TASK INSTRUCTIONS
Count how many lines of the material contain the string "Ordenes", then give that number and nothing more.
◆ ◆ ◆ ◆
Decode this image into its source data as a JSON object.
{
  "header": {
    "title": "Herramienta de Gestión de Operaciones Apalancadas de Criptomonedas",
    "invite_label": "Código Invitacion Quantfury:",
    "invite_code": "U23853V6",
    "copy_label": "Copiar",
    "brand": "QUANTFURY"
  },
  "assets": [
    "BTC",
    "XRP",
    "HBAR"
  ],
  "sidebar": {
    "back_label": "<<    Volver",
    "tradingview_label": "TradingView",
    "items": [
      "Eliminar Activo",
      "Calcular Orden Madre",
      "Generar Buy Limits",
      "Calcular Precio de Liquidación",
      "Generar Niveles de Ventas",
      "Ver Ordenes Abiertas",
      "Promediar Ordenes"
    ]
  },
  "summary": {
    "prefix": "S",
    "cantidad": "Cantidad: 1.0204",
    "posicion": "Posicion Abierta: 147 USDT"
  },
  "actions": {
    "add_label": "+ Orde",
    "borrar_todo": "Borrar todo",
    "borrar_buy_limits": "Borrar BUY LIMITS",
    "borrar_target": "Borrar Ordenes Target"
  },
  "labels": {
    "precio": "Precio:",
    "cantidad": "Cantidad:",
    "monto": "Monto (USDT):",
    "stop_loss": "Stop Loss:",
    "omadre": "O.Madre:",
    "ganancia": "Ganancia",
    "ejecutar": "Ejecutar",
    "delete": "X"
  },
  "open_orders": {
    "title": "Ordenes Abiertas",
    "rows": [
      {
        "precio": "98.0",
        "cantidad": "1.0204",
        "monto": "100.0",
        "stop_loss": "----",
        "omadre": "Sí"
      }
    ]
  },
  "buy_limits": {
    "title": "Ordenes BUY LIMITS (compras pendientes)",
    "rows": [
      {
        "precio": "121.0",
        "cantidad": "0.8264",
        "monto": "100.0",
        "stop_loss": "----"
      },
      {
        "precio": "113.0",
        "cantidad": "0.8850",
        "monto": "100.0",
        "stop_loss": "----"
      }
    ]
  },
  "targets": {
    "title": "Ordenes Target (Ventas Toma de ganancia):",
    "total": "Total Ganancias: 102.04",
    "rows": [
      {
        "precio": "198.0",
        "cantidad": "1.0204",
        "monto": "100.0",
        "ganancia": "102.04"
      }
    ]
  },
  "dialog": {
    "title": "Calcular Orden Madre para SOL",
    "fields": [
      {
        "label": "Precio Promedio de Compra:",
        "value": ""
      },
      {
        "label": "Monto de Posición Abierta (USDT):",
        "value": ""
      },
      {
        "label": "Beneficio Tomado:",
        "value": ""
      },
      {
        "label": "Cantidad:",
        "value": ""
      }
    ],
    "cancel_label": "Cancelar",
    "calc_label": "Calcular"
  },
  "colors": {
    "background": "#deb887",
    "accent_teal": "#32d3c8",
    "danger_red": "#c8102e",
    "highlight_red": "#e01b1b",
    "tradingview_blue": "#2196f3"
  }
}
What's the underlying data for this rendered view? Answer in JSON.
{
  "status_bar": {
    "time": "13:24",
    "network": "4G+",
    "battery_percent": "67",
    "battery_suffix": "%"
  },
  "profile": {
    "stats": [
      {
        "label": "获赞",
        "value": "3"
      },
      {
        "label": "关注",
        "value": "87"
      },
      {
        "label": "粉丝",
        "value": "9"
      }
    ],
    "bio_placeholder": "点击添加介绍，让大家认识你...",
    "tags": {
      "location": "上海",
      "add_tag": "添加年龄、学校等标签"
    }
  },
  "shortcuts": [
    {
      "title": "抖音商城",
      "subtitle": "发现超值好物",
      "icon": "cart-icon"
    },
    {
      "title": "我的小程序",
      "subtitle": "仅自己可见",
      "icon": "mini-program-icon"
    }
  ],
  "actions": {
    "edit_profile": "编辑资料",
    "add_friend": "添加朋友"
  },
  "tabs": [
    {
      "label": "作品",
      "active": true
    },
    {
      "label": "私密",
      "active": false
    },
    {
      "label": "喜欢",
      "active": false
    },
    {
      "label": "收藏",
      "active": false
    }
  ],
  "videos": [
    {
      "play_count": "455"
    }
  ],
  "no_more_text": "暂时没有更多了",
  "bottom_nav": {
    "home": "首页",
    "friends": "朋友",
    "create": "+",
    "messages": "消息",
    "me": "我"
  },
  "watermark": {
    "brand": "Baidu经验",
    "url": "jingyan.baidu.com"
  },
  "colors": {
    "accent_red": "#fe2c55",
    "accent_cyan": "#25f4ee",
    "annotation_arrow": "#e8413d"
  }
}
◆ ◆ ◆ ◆
OUTPUT OF THE EXERCISE
6